** PROBLEM REQUIREMENTS **
Make an exact copy of the records, leaving out the images.

━━━━

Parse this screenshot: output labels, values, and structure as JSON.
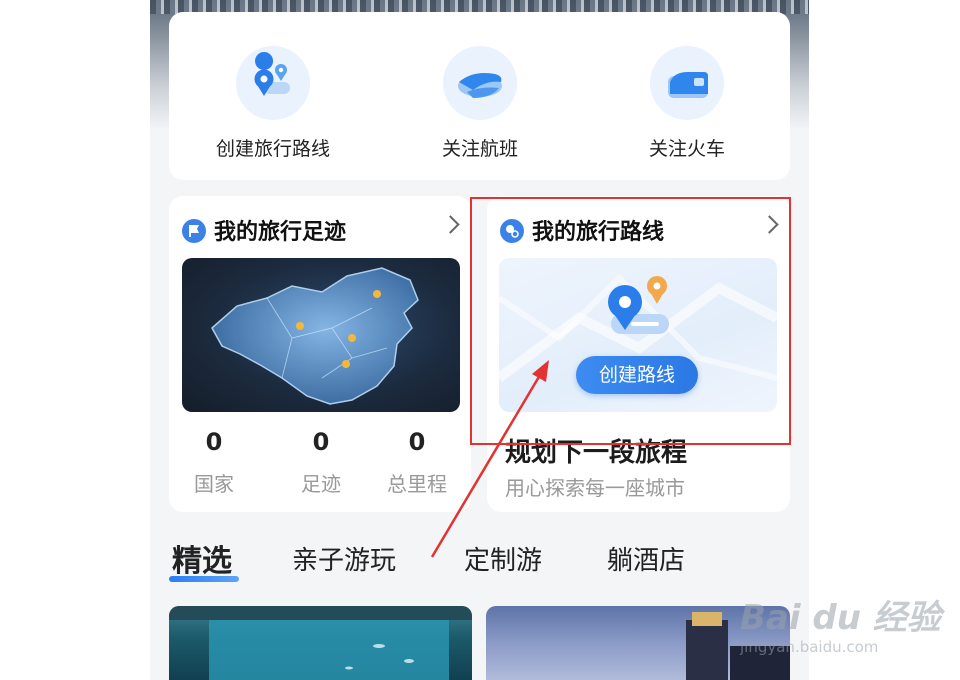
{
  "quick_actions": [
    {
      "label": "创建旅行路线",
      "icon": "route-pin-icon"
    },
    {
      "label": "关注航班",
      "icon": "airplane-icon"
    },
    {
      "label": "关注火车",
      "icon": "train-icon"
    }
  ],
  "footprint_card": {
    "title": "我的旅行足迹",
    "stats": [
      {
        "value": "0",
        "label": "国家"
      },
      {
        "value": "0",
        "label": "足迹"
      },
      {
        "value": "0",
        "label": "总里程"
      }
    ]
  },
  "route_card": {
    "title": "我的旅行路线",
    "button": "创建路线",
    "headline": "规划下一段旅程",
    "subtitle": "用心探索每一座城市"
  },
  "tabs": [
    "精选",
    "亲子游玩",
    "定制游",
    "躺酒店"
  ],
  "watermark": {
    "logo_text": "Bai du 经验",
    "url": "jingyan.baidu.com"
  },
  "colors": {
    "accent": "#2b78e4",
    "annotation": "#e23232"
  }
}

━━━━

** WRITTEN ANSWER **
Parse this screenshot: output labels, values, and structure as JSON.
{
  "quick_actions": [
    {
      "label": "创建旅行路线",
      "icon": "route-pin-icon"
    },
    {
      "label": "关注航班",
      "icon": "airplane-icon"
    },
    {
      "label": "关注火车",
      "icon": "train-icon"
    }
  ],
  "footprint_card": {
    "title": "我的旅行足迹",
    "stats": [
      {
        "value": "0",
        "label": "国家"
      },
      {
        "value": "0",
        "label": "足迹"
      },
      {
        "value": "0",
        "label": "总里程"
      }
    ]
  },
  "route_card": {
    "title": "我的旅行路线",
    "button": "创建路线",
    "headline": "规划下一段旅程",
    "subtitle": "用心探索每一座城市"
  },
  "tabs": [
    "精选",
    "亲子游玩",
    "定制游",
    "躺酒店"
  ],
  "watermark": {
    "logo_text": "Bai du 经验",
    "url": "jingyan.baidu.com"
  },
  "colors": {
    "accent": "#2b78e4",
    "annotation": "#e23232"
  }
}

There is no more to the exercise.